The theory is splendid, but I was left with a nagging question: does it really still speak to us today after the horrors of the 20th Century, such as Auschwitz, the Gulag archipelago, the killing fields of Cambodia? Can such ordeals really represent the unfolding of the will of God for the victims?
I was surprised and delighted to get my answer in a book that was recently given to me: He Leadeth Me by Fr Walter Ciszek SJ. The author writes out of a lived experience of 15 years in one of the toughest Gulags in Siberia, following five years in the notorious Lubianka prison in Moscow (during World War II). He not only survived but thrived through his practice of aligning his will with the unfolding will of God. I can highly recommend carefully reading, even studying, both these works for a masterclass in authentic Christian spirituality.
Castleknock, Dublin 15
Dropping terms like ‘conservative’ and ‘liberal’

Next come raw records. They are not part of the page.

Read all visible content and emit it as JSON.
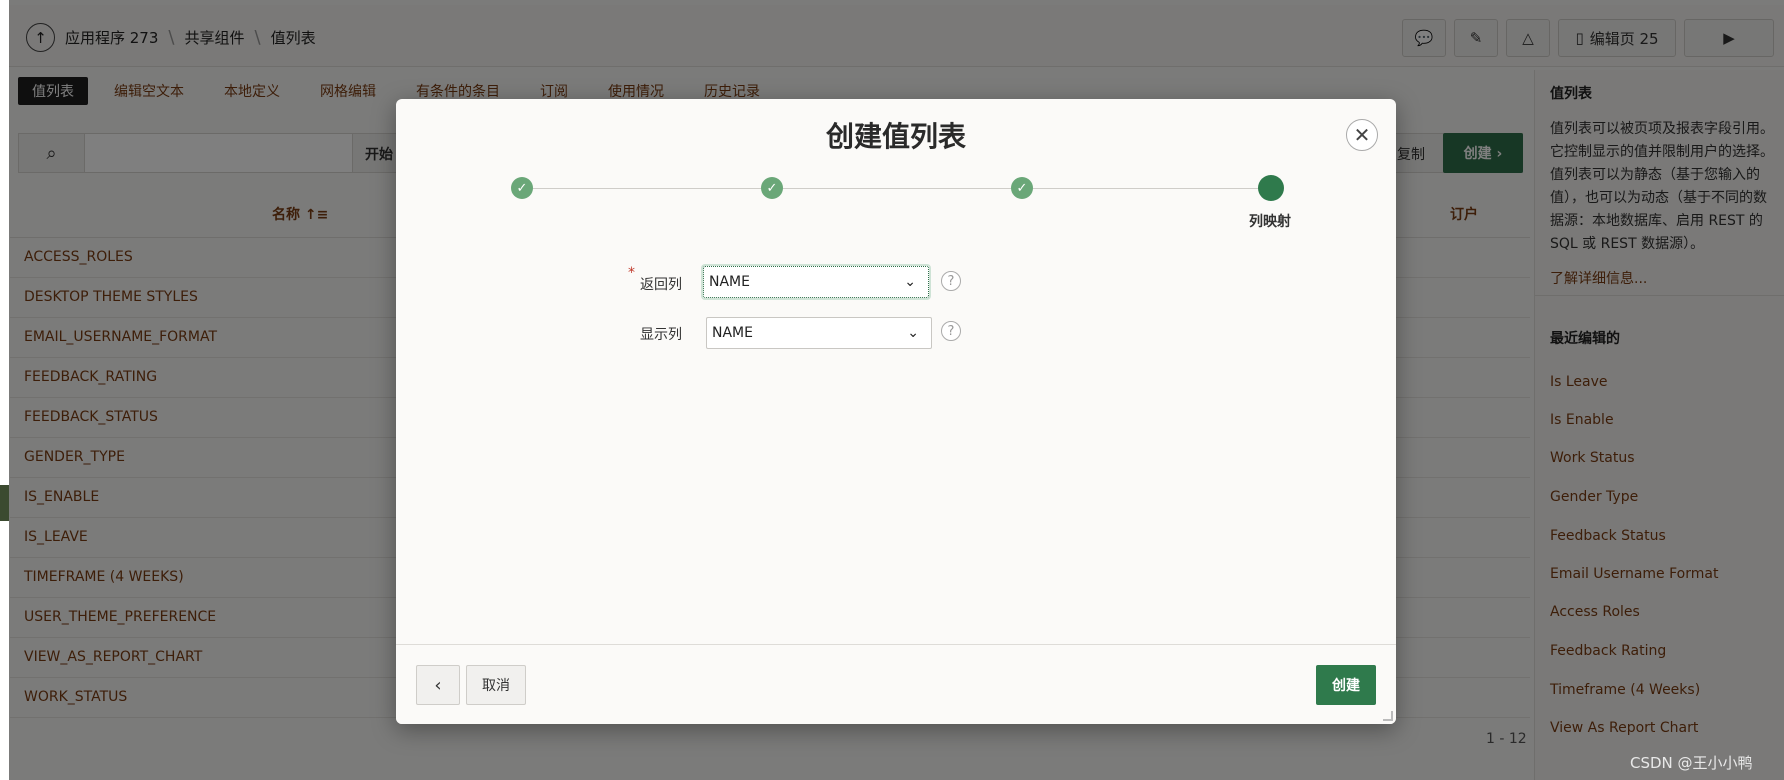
{
  "header": {
    "breadcrumbs": [
      "应用程序 273",
      "共享组件",
      "值列表"
    ],
    "edit_page_label": "编辑页 25"
  },
  "tabs": [
    {
      "label": "值列表",
      "active": true
    },
    {
      "label": "编辑空文本"
    },
    {
      "label": "本地定义"
    },
    {
      "label": "网格编辑"
    },
    {
      "label": "有条件的条目"
    },
    {
      "label": "订阅"
    },
    {
      "label": "使用情况"
    },
    {
      "label": "历史记录"
    }
  ],
  "toolbar": {
    "go_label": "开始",
    "copy_label": "复制",
    "create_label": "创建 ›"
  },
  "report": {
    "columns": {
      "name": "名称 ↑≡",
      "tenant": "订户"
    },
    "rows": [
      "ACCESS_ROLES",
      "DESKTOP THEME STYLES",
      "EMAIL_USERNAME_FORMAT",
      "FEEDBACK_RATING",
      "FEEDBACK_STATUS",
      "GENDER_TYPE",
      "IS_ENABLE",
      "IS_LEAVE",
      "TIMEFRAME (4 WEEKS)",
      "USER_THEME_PREFERENCE",
      "VIEW_AS_REPORT_CHART",
      "WORK_STATUS"
    ],
    "pagination": "1 - 12"
  },
  "sidebar": {
    "title": "值列表",
    "description": "值列表可以被页项及报表字段引用。它控制显示的值并限制用户的选择。值列表可以为静态（基于您输入的值），也可以为动态（基于不同的数据源：本地数据库、启用 REST 的 SQL 或 REST 数据源）。",
    "learn_more": "了解详细信息...",
    "recent_title": "最近编辑的",
    "recent": [
      "Is Leave",
      "Is Enable",
      "Work Status",
      "Gender Type",
      "Feedback Status",
      "Email Username Format",
      "Access Roles",
      "Feedback Rating",
      "Timeframe (4 Weeks)",
      "View As Report Chart"
    ]
  },
  "dialog": {
    "title": "创建值列表",
    "close_symbol": "✕",
    "steps": {
      "done_symbol": "✓",
      "current_label": "列映射"
    },
    "fields": {
      "return_column": {
        "label": "返回列",
        "required_mark": "*",
        "value": "NAME"
      },
      "display_column": {
        "label": "显示列",
        "value": "NAME"
      }
    },
    "help_symbol": "?",
    "footer": {
      "back_symbol": "‹",
      "cancel_label": "取消",
      "create_label": "创建"
    }
  },
  "watermark": "CSDN @王小小鸭",
  "colors": {
    "accent_green": "#2f7a4c",
    "step_done": "#6aa778",
    "link_brown": "#7b3c12"
  }
}
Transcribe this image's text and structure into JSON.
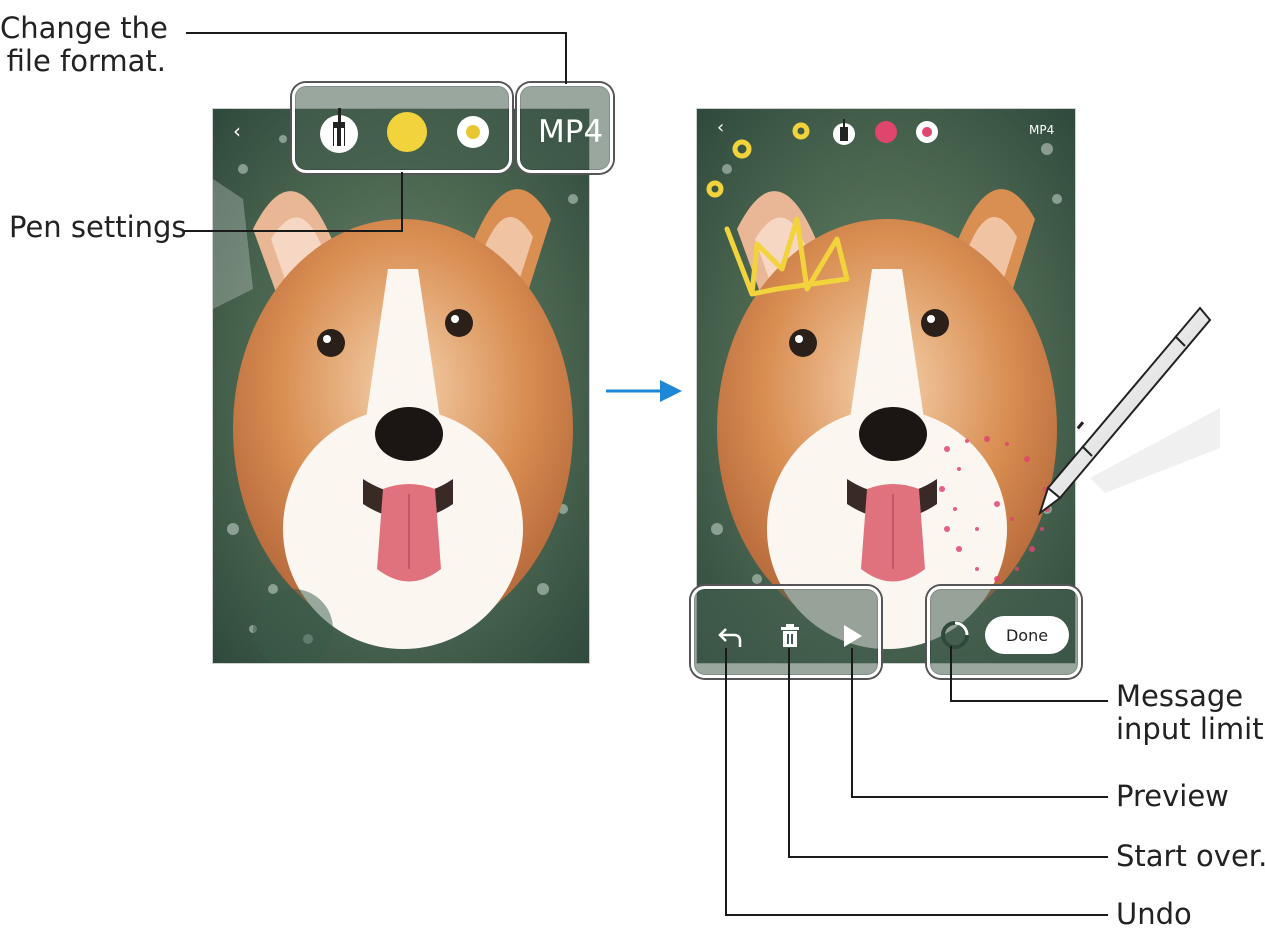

Dear Editor, In your editorial [IC 8/04/2021] you described the reaction of a priest friend when you relayed to him comments made by young Catholics regarding the coming synod.
His immediate response to their concerns, chills me: “But they’re all conservative,” he said.
Until we drop the labelling ‘conservative’ and ‘liberal’ and think and talk about ‘Spirit-led’ people instead, it doesn’t bode well. The first reading from the second Sunday of Easter says: “The whole group of believers was united, heart and soul.”
Perhaps we should have a national, Catholic picnic first!